Frequency of Operations (FoO). This variable is based on the logic that the more frequently these operations are performed, the higher the risk of a flash fire. Infrequent operations—for example, those performed once a year—are given a score of 1, monthly operations are given a score of 3, and daily operations are given a score of 5.
The FRC score formula multiplies these variables:
PR x FH x HoRT x L x FoO = FRC Score
By default, the FRC score can range from 1 to 3,125; a score of 75 or greater will require the use of FR clothing for the assessed operation, process, or task. An example of an assessment with preset scores provided by the tool’s developers is presented in Figure 2. Users can customize the scoring range to fit their needs.
Figure 2. An example of FRC score estimation with preset scores provided by the tool’s developers.
Tap on the graphic to open a larger version in your browser.
Not all tasks assessed by the tool will yield an FRC score. A score will be generated only when previous modules are insufficient to determine whether FR clothing is necessary.
As a best practice, the FR Assessment Tool includes one final step: completing documentation of the decision- making process. This documentation includes a list of actions and assigned due dates as well as the names and signatures of team members. The results of your assessment from the prior steps are carried over to the documentation page, including a complete list of process tasks (see Figure 3) created in the Scope module; a list of the tasks that were assessed (Figure 4); and the results of the initial screening, the Process and JTE module, and the FRC score (Figure 5).

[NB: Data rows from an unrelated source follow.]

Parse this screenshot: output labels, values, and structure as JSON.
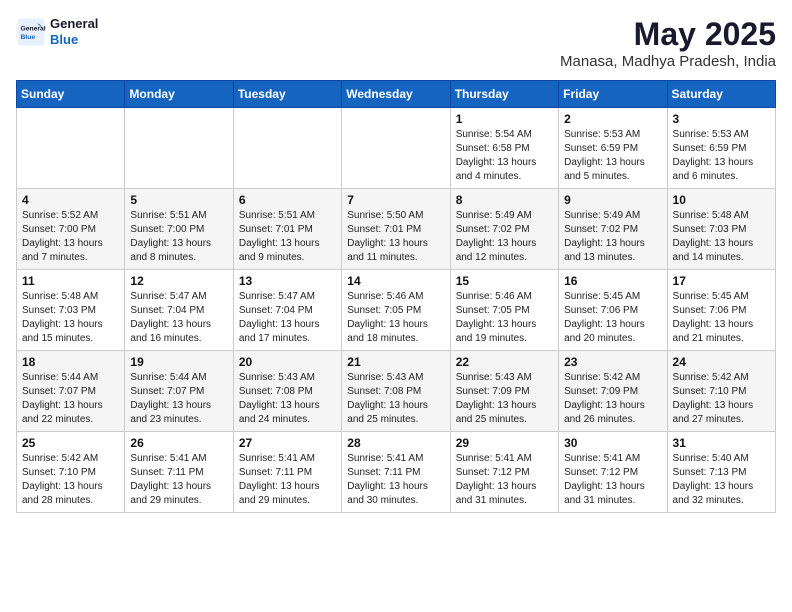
{
  "header": {
    "logo_line1": "General",
    "logo_line2": "Blue",
    "month_year": "May 2025",
    "location": "Manasa, Madhya Pradesh, India"
  },
  "days_of_week": [
    "Sunday",
    "Monday",
    "Tuesday",
    "Wednesday",
    "Thursday",
    "Friday",
    "Saturday"
  ],
  "weeks": [
    [
      {
        "day": "",
        "info": ""
      },
      {
        "day": "",
        "info": ""
      },
      {
        "day": "",
        "info": ""
      },
      {
        "day": "",
        "info": ""
      },
      {
        "day": "1",
        "info": "Sunrise: 5:54 AM\nSunset: 6:58 PM\nDaylight: 13 hours\nand 4 minutes."
      },
      {
        "day": "2",
        "info": "Sunrise: 5:53 AM\nSunset: 6:59 PM\nDaylight: 13 hours\nand 5 minutes."
      },
      {
        "day": "3",
        "info": "Sunrise: 5:53 AM\nSunset: 6:59 PM\nDaylight: 13 hours\nand 6 minutes."
      }
    ],
    [
      {
        "day": "4",
        "info": "Sunrise: 5:52 AM\nSunset: 7:00 PM\nDaylight: 13 hours\nand 7 minutes."
      },
      {
        "day": "5",
        "info": "Sunrise: 5:51 AM\nSunset: 7:00 PM\nDaylight: 13 hours\nand 8 minutes."
      },
      {
        "day": "6",
        "info": "Sunrise: 5:51 AM\nSunset: 7:01 PM\nDaylight: 13 hours\nand 9 minutes."
      },
      {
        "day": "7",
        "info": "Sunrise: 5:50 AM\nSunset: 7:01 PM\nDaylight: 13 hours\nand 11 minutes."
      },
      {
        "day": "8",
        "info": "Sunrise: 5:49 AM\nSunset: 7:02 PM\nDaylight: 13 hours\nand 12 minutes."
      },
      {
        "day": "9",
        "info": "Sunrise: 5:49 AM\nSunset: 7:02 PM\nDaylight: 13 hours\nand 13 minutes."
      },
      {
        "day": "10",
        "info": "Sunrise: 5:48 AM\nSunset: 7:03 PM\nDaylight: 13 hours\nand 14 minutes."
      }
    ],
    [
      {
        "day": "11",
        "info": "Sunrise: 5:48 AM\nSunset: 7:03 PM\nDaylight: 13 hours\nand 15 minutes."
      },
      {
        "day": "12",
        "info": "Sunrise: 5:47 AM\nSunset: 7:04 PM\nDaylight: 13 hours\nand 16 minutes."
      },
      {
        "day": "13",
        "info": "Sunrise: 5:47 AM\nSunset: 7:04 PM\nDaylight: 13 hours\nand 17 minutes."
      },
      {
        "day": "14",
        "info": "Sunrise: 5:46 AM\nSunset: 7:05 PM\nDaylight: 13 hours\nand 18 minutes."
      },
      {
        "day": "15",
        "info": "Sunrise: 5:46 AM\nSunset: 7:05 PM\nDaylight: 13 hours\nand 19 minutes."
      },
      {
        "day": "16",
        "info": "Sunrise: 5:45 AM\nSunset: 7:06 PM\nDaylight: 13 hours\nand 20 minutes."
      },
      {
        "day": "17",
        "info": "Sunrise: 5:45 AM\nSunset: 7:06 PM\nDaylight: 13 hours\nand 21 minutes."
      }
    ],
    [
      {
        "day": "18",
        "info": "Sunrise: 5:44 AM\nSunset: 7:07 PM\nDaylight: 13 hours\nand 22 minutes."
      },
      {
        "day": "19",
        "info": "Sunrise: 5:44 AM\nSunset: 7:07 PM\nDaylight: 13 hours\nand 23 minutes."
      },
      {
        "day": "20",
        "info": "Sunrise: 5:43 AM\nSunset: 7:08 PM\nDaylight: 13 hours\nand 24 minutes."
      },
      {
        "day": "21",
        "info": "Sunrise: 5:43 AM\nSunset: 7:08 PM\nDaylight: 13 hours\nand 25 minutes."
      },
      {
        "day": "22",
        "info": "Sunrise: 5:43 AM\nSunset: 7:09 PM\nDaylight: 13 hours\nand 25 minutes."
      },
      {
        "day": "23",
        "info": "Sunrise: 5:42 AM\nSunset: 7:09 PM\nDaylight: 13 hours\nand 26 minutes."
      },
      {
        "day": "24",
        "info": "Sunrise: 5:42 AM\nSunset: 7:10 PM\nDaylight: 13 hours\nand 27 minutes."
      }
    ],
    [
      {
        "day": "25",
        "info": "Sunrise: 5:42 AM\nSunset: 7:10 PM\nDaylight: 13 hours\nand 28 minutes."
      },
      {
        "day": "26",
        "info": "Sunrise: 5:41 AM\nSunset: 7:11 PM\nDaylight: 13 hours\nand 29 minutes."
      },
      {
        "day": "27",
        "info": "Sunrise: 5:41 AM\nSunset: 7:11 PM\nDaylight: 13 hours\nand 29 minutes."
      },
      {
        "day": "28",
        "info": "Sunrise: 5:41 AM\nSunset: 7:11 PM\nDaylight: 13 hours\nand 30 minutes."
      },
      {
        "day": "29",
        "info": "Sunrise: 5:41 AM\nSunset: 7:12 PM\nDaylight: 13 hours\nand 31 minutes."
      },
      {
        "day": "30",
        "info": "Sunrise: 5:41 AM\nSunset: 7:12 PM\nDaylight: 13 hours\nand 31 minutes."
      },
      {
        "day": "31",
        "info": "Sunrise: 5:40 AM\nSunset: 7:13 PM\nDaylight: 13 hours\nand 32 minutes."
      }
    ]
  ]
}
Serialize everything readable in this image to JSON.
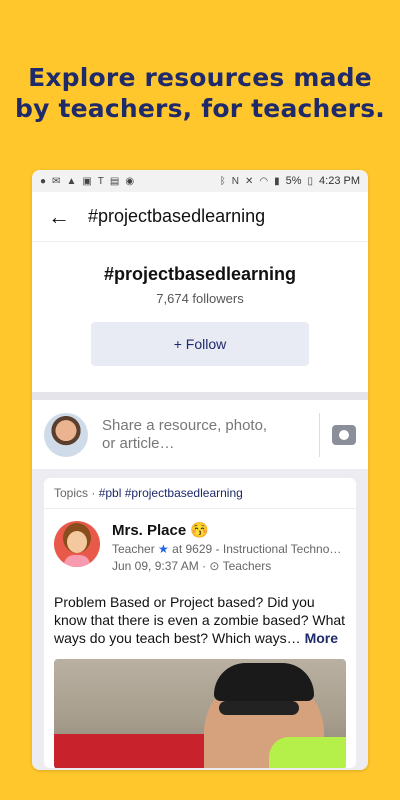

Figure 3. The tool documents the list of process tasks.
Tap on the graphic to open a larger version in your browser.
Figure 4. The task being assessed is part of the documentation produced by the FR Assessment Tool.
Tap on the graphic to open a larger version in your browser.
Figure 5. The task being assessed is part of the documentation produced by the FR Assessment Tool.
Tap on the graphic to open a larger version in your browser.
STEP-BY-STEP GUIDANCE A beta version of the FR Assessment Tool is available for review by the AIHA membership so that the development team can get user input to further improve it. We encourage AIHA members to participate in the beta test. Instructions for doing so appear above.
Understanding, evaluating, and selecting FR clothing can be a challenge for many OEHS professionals. The FR Assessment Tool provides step-by-step guidance for performing a flash fire risk assessment and helps users decide whether FR clothing is needed for a given work task.
CHERYL DUBOIS, CIH, is an industrial hygienist in the 3M Global Corporate Safety and Industrial Hygiene organization in St. Paul, Minnesota.
KEVIN MAHONEY, MS, CIH, CSP, is a senior safety representative for Energy Transfer Partners North East Terminals.
ALLIE FLETCHER is a technical marketing specialist for thermal apparel with DuPont Personal Protection.
CURTIS HINTZ, CIH, CSP, FAIHA, is a retired industrial hygienist previously employed by The Dow Chemical Company.
GEORGI POPOV, PHD, QEP, CSP, ARM, SMS, CMC, FAIHA, is a professor at the University of Central Missouri.
Send feedback to The Synergist.
RESOURCES
Chemical Manufacturers Association: “CMA Manager’s Guide to Assessing Flame Resistant Clothing Use” (July 1997).
JOIFF – International Organization for Industrial Emergency Services Management: “JOIFF Handbook on Personal Protective Equipment (PPE) to Protect Against Heat and Flame” (2007).
National Fire Protection Association: NFPA 704, Standard System for the Identification of the Hazards of Materials for Emergency Response (2017).
National Fire Protection Association: NFPA 2113, Standard on Selection, Care, Use, and Maintenance of Flame-Resistant Garments for Protection of Industrial Personnel Against Short-Duration Thermal Exposures from Fire (2020).
OSHA: Occupational Safety and Health Standards, Personal Protective Equipment.
Professional Safety: “Risk Treatment Strategies: Harmonizing the Hierarchy of Controls and Inherently Safer Design Concepts” (May 2019).
The Synergist: “Dual Hazard Protection: Selecting Protective Garments for Both Chemical Resistance and Flame Resistance” (June 2018).